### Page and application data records
▼
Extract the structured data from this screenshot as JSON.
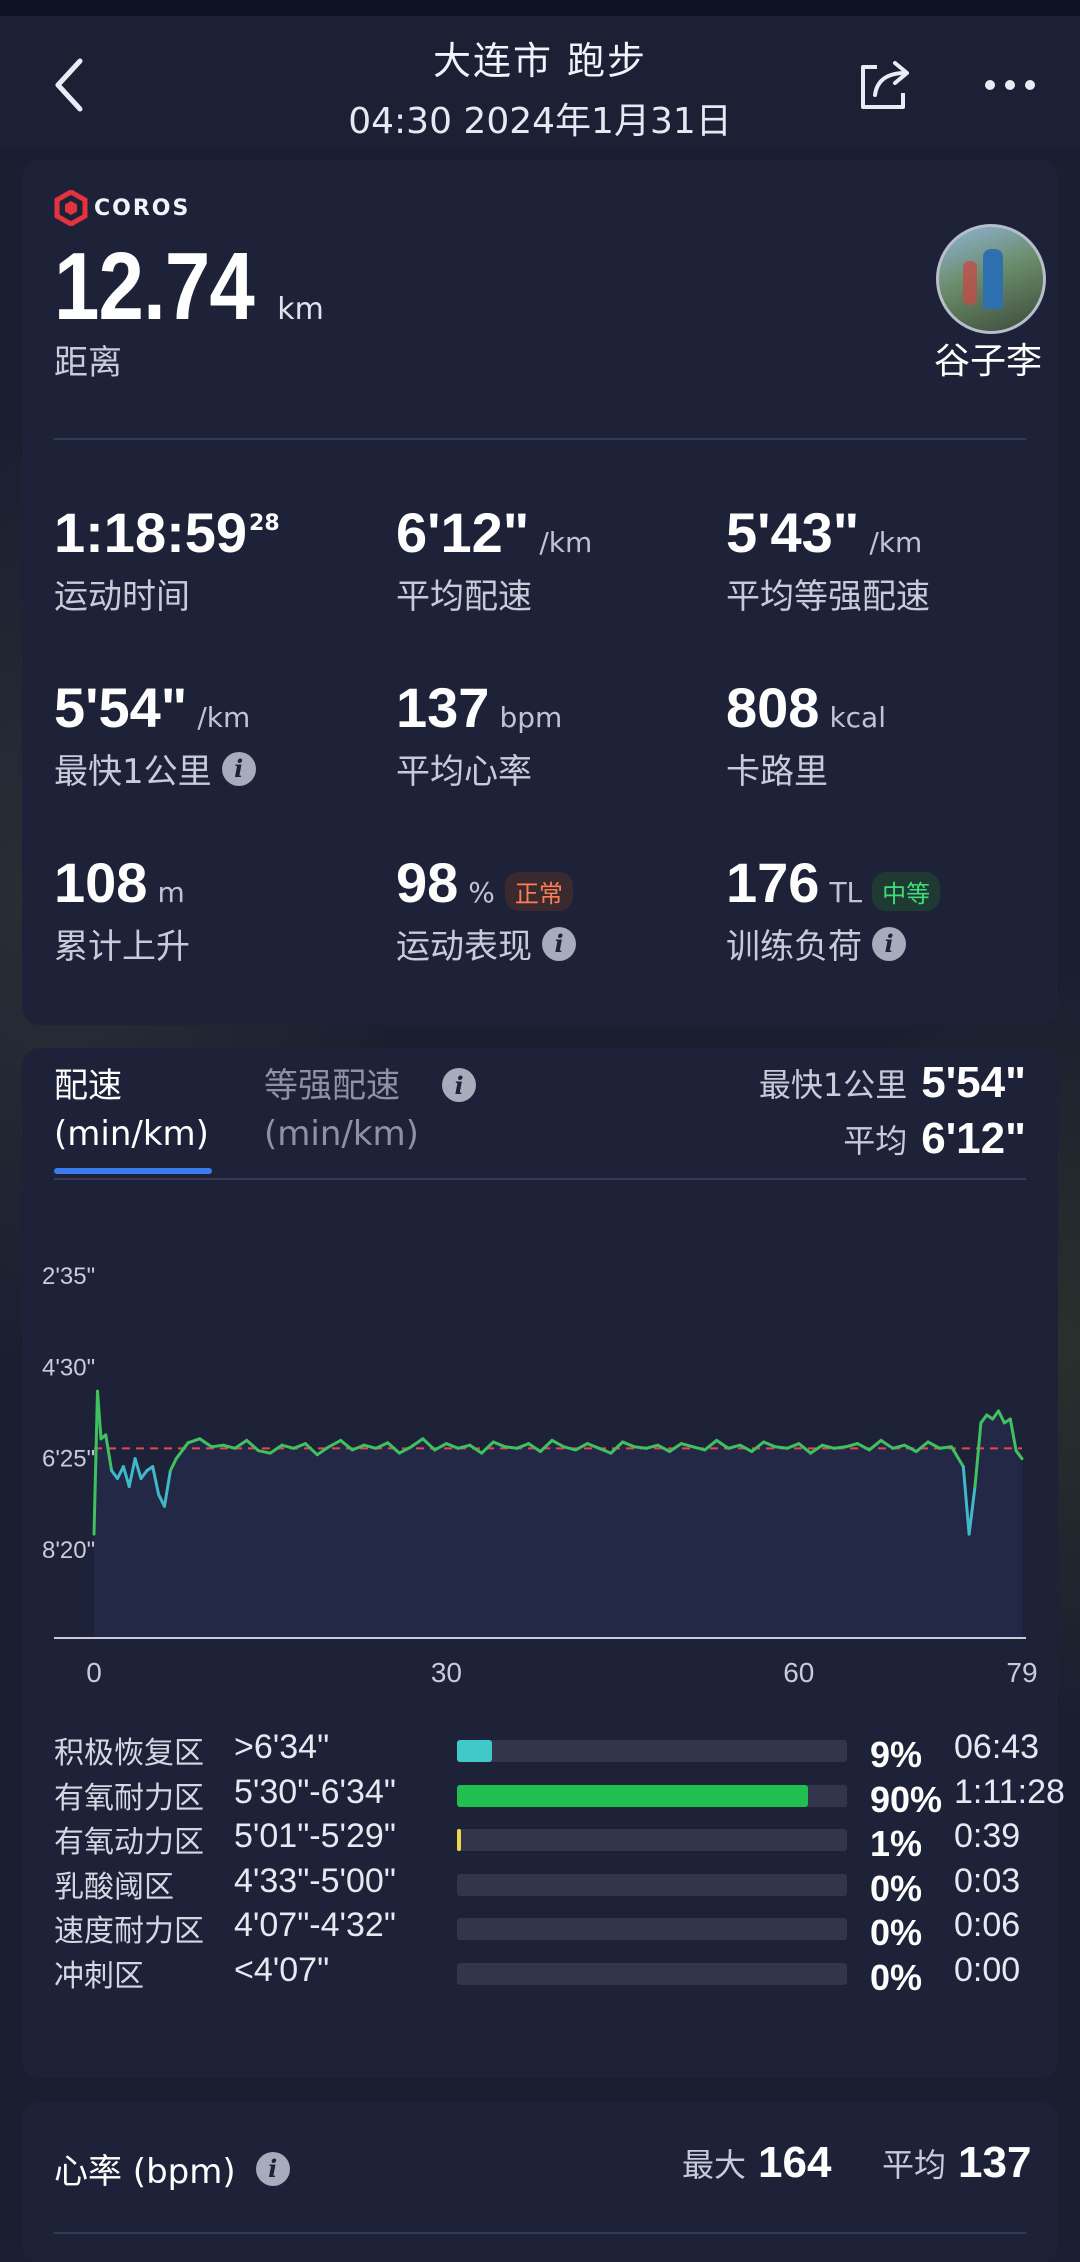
{
  "header": {
    "title": "大连市 跑步",
    "subtitle": "04:30 2024年1月31日"
  },
  "summary": {
    "brand": "COROS",
    "distance_value": "12.74",
    "distance_unit": "km",
    "distance_label": "距离",
    "user_name": "谷子李"
  },
  "stats": [
    {
      "value": "1:18:59",
      "sup": "28",
      "unit": "",
      "label": "运动时间"
    },
    {
      "value": "6'12\"",
      "unit": "/km",
      "label": "平均配速"
    },
    {
      "value": "5'43\"",
      "unit": "/km",
      "label": "平均等强配速"
    },
    {
      "value": "5'54\"",
      "unit": "/km",
      "label": "最快1公里"
    },
    {
      "value": "137",
      "unit": "bpm",
      "label": "平均心率"
    },
    {
      "value": "808",
      "unit": "kcal",
      "label": "卡路里"
    },
    {
      "value": "108",
      "unit": "m",
      "label": "累计上升"
    },
    {
      "value": "98",
      "unit": "%",
      "label": "运动表现",
      "badge": "正常"
    },
    {
      "value": "176",
      "unit": "TL",
      "label": "训练负荷",
      "badge": "中等"
    }
  ],
  "pace": {
    "tab_active_line1": "配速",
    "tab_active_line2": "(min/km)",
    "tab_other_line1": "等强配速",
    "tab_other_line2": "(min/km)",
    "fastest_label": "最快1公里",
    "fastest_value": "5'54\"",
    "avg_label": "平均",
    "avg_value": "6'12\""
  },
  "chart_data": {
    "type": "line",
    "y_ticks": [
      "2'35\"",
      "4'30\"",
      "6'25\"",
      "8'20\""
    ],
    "x_ticks": [
      "0",
      "30",
      "60",
      "79"
    ],
    "y_reversed": true,
    "x_range": [
      0,
      79
    ],
    "y_range_sec": [
      155,
      500
    ],
    "avg_line_sec": 372,
    "series_colors": {
      "normal": "#3fc25e",
      "slow": "#3fb9c9",
      "fast": "#f0d84a",
      "avg": "#e3474f"
    },
    "x": [
      0,
      0.3,
      0.6,
      1,
      1.5,
      2,
      2.5,
      3,
      3.5,
      4,
      4.5,
      5,
      5.5,
      6,
      6.5,
      7,
      8,
      9,
      10,
      11,
      12,
      13,
      14,
      15,
      16,
      17,
      18,
      19,
      20,
      21,
      22,
      23,
      24,
      25,
      26,
      27,
      28,
      29,
      30,
      31,
      32,
      33,
      34,
      35,
      36,
      37,
      38,
      39,
      40,
      41,
      42,
      43,
      44,
      45,
      46,
      47,
      48,
      49,
      50,
      51,
      52,
      53,
      54,
      55,
      56,
      57,
      58,
      59,
      60,
      61,
      62,
      63,
      64,
      65,
      66,
      67,
      68,
      69,
      70,
      71,
      72,
      73,
      74,
      74.5,
      75,
      75.5,
      76,
      76.5,
      77,
      77.5,
      78,
      78.5,
      79
    ],
    "y_sec": [
      480,
      300,
      360,
      355,
      400,
      410,
      395,
      420,
      385,
      410,
      400,
      395,
      430,
      445,
      400,
      385,
      365,
      360,
      370,
      368,
      372,
      362,
      375,
      378,
      368,
      372,
      366,
      380,
      370,
      362,
      374,
      368,
      372,
      365,
      378,
      370,
      360,
      374,
      366,
      372,
      368,
      378,
      364,
      370,
      372,
      366,
      376,
      362,
      370,
      374,
      366,
      372,
      378,
      364,
      370,
      372,
      368,
      376,
      366,
      370,
      374,
      362,
      372,
      368,
      376,
      364,
      370,
      372,
      366,
      378,
      368,
      372,
      370,
      366,
      374,
      362,
      372,
      368,
      376,
      364,
      372,
      370,
      395,
      480,
      420,
      340,
      330,
      335,
      325,
      340,
      335,
      375,
      385
    ]
  },
  "zones": [
    {
      "name": "积极恢复区",
      "range": ">6'34\"",
      "pct_value": 0.09,
      "pct": "9%",
      "time": "06:43",
      "color": "#3fc9c9"
    },
    {
      "name": "有氧耐力区",
      "range": "5'30\"-6'34\"",
      "pct_value": 0.9,
      "pct": "90%",
      "time": "1:11:28",
      "color": "#1fc04f"
    },
    {
      "name": "有氧动力区",
      "range": "5'01\"-5'29\"",
      "pct_value": 0.01,
      "pct": "1%",
      "time": "0:39",
      "color": "#f0d84a"
    },
    {
      "name": "乳酸阈区",
      "range": "4'33\"-5'00\"",
      "pct_value": 0,
      "pct": "0%",
      "time": "0:03",
      "color": "#f09a3a"
    },
    {
      "name": "速度耐力区",
      "range": "4'07\"-4'32\"",
      "pct_value": 0,
      "pct": "0%",
      "time": "0:06",
      "color": "#f06a3a"
    },
    {
      "name": "冲刺区",
      "range": "<4'07\"",
      "pct_value": 0,
      "pct": "0%",
      "time": "0:00",
      "color": "#e3474f"
    }
  ],
  "heart_rate": {
    "title": "心率 (bpm)",
    "max_label": "最大",
    "max_value": "164",
    "avg_label": "平均",
    "avg_value": "137"
  }
}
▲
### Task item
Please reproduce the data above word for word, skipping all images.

### Completed exercise
Extract the structured data from this screenshot as JSON.
{
  "header": {
    "title": "大连市 跑步",
    "subtitle": "04:30 2024年1月31日"
  },
  "summary": {
    "brand": "COROS",
    "distance_value": "12.74",
    "distance_unit": "km",
    "distance_label": "距离",
    "user_name": "谷子李"
  },
  "stats": [
    {
      "value": "1:18:59",
      "sup": "28",
      "unit": "",
      "label": "运动时间"
    },
    {
      "value": "6'12\"",
      "unit": "/km",
      "label": "平均配速"
    },
    {
      "value": "5'43\"",
      "unit": "/km",
      "label": "平均等强配速"
    },
    {
      "value": "5'54\"",
      "unit": "/km",
      "label": "最快1公里"
    },
    {
      "value": "137",
      "unit": "bpm",
      "label": "平均心率"
    },
    {
      "value": "808",
      "unit": "kcal",
      "label": "卡路里"
    },
    {
      "value": "108",
      "unit": "m",
      "label": "累计上升"
    },
    {
      "value": "98",
      "unit": "%",
      "label": "运动表现",
      "badge": "正常"
    },
    {
      "value": "176",
      "unit": "TL",
      "label": "训练负荷",
      "badge": "中等"
    }
  ],
  "pace": {
    "tab_active_line1": "配速",
    "tab_active_line2": "(min/km)",
    "tab_other_line1": "等强配速",
    "tab_other_line2": "(min/km)",
    "fastest_label": "最快1公里",
    "fastest_value": "5'54\"",
    "avg_label": "平均",
    "avg_value": "6'12\""
  },
  "chart_data": {
    "type": "line",
    "y_ticks": [
      "2'35\"",
      "4'30\"",
      "6'25\"",
      "8'20\""
    ],
    "x_ticks": [
      "0",
      "30",
      "60",
      "79"
    ],
    "y_reversed": true,
    "x_range": [
      0,
      79
    ],
    "y_range_sec": [
      155,
      500
    ],
    "avg_line_sec": 372,
    "series_colors": {
      "normal": "#3fc25e",
      "slow": "#3fb9c9",
      "fast": "#f0d84a",
      "avg": "#e3474f"
    },
    "x": [
      0,
      0.3,
      0.6,
      1,
      1.5,
      2,
      2.5,
      3,
      3.5,
      4,
      4.5,
      5,
      5.5,
      6,
      6.5,
      7,
      8,
      9,
      10,
      11,
      12,
      13,
      14,
      15,
      16,
      17,
      18,
      19,
      20,
      21,
      22,
      23,
      24,
      25,
      26,
      27,
      28,
      29,
      30,
      31,
      32,
      33,
      34,
      35,
      36,
      37,
      38,
      39,
      40,
      41,
      42,
      43,
      44,
      45,
      46,
      47,
      48,
      49,
      50,
      51,
      52,
      53,
      54,
      55,
      56,
      57,
      58,
      59,
      60,
      61,
      62,
      63,
      64,
      65,
      66,
      67,
      68,
      69,
      70,
      71,
      72,
      73,
      74,
      74.5,
      75,
      75.5,
      76,
      76.5,
      77,
      77.5,
      78,
      78.5,
      79
    ],
    "y_sec": [
      480,
      300,
      360,
      355,
      400,
      410,
      395,
      420,
      385,
      410,
      400,
      395,
      430,
      445,
      400,
      385,
      365,
      360,
      370,
      368,
      372,
      362,
      375,
      378,
      368,
      372,
      366,
      380,
      370,
      362,
      374,
      368,
      372,
      365,
      378,
      370,
      360,
      374,
      366,
      372,
      368,
      378,
      364,
      370,
      372,
      366,
      376,
      362,
      370,
      374,
      366,
      372,
      378,
      364,
      370,
      372,
      368,
      376,
      366,
      370,
      374,
      362,
      372,
      368,
      376,
      364,
      370,
      372,
      366,
      378,
      368,
      372,
      370,
      366,
      374,
      362,
      372,
      368,
      376,
      364,
      372,
      370,
      395,
      480,
      420,
      340,
      330,
      335,
      325,
      340,
      335,
      375,
      385
    ]
  },
  "zones": [
    {
      "name": "积极恢复区",
      "range": ">6'34\"",
      "pct_value": 0.09,
      "pct": "9%",
      "time": "06:43",
      "color": "#3fc9c9"
    },
    {
      "name": "有氧耐力区",
      "range": "5'30\"-6'34\"",
      "pct_value": 0.9,
      "pct": "90%",
      "time": "1:11:28",
      "color": "#1fc04f"
    },
    {
      "name": "有氧动力区",
      "range": "5'01\"-5'29\"",
      "pct_value": 0.01,
      "pct": "1%",
      "time": "0:39",
      "color": "#f0d84a"
    },
    {
      "name": "乳酸阈区",
      "range": "4'33\"-5'00\"",
      "pct_value": 0,
      "pct": "0%",
      "time": "0:03",
      "color": "#f09a3a"
    },
    {
      "name": "速度耐力区",
      "range": "4'07\"-4'32\"",
      "pct_value": 0,
      "pct": "0%",
      "time": "0:06",
      "color": "#f06a3a"
    },
    {
      "name": "冲刺区",
      "range": "<4'07\"",
      "pct_value": 0,
      "pct": "0%",
      "time": "0:00",
      "color": "#e3474f"
    }
  ],
  "heart_rate": {
    "title": "心率 (bpm)",
    "max_label": "最大",
    "max_value": "164",
    "avg_label": "平均",
    "avg_value": "137"
  }
}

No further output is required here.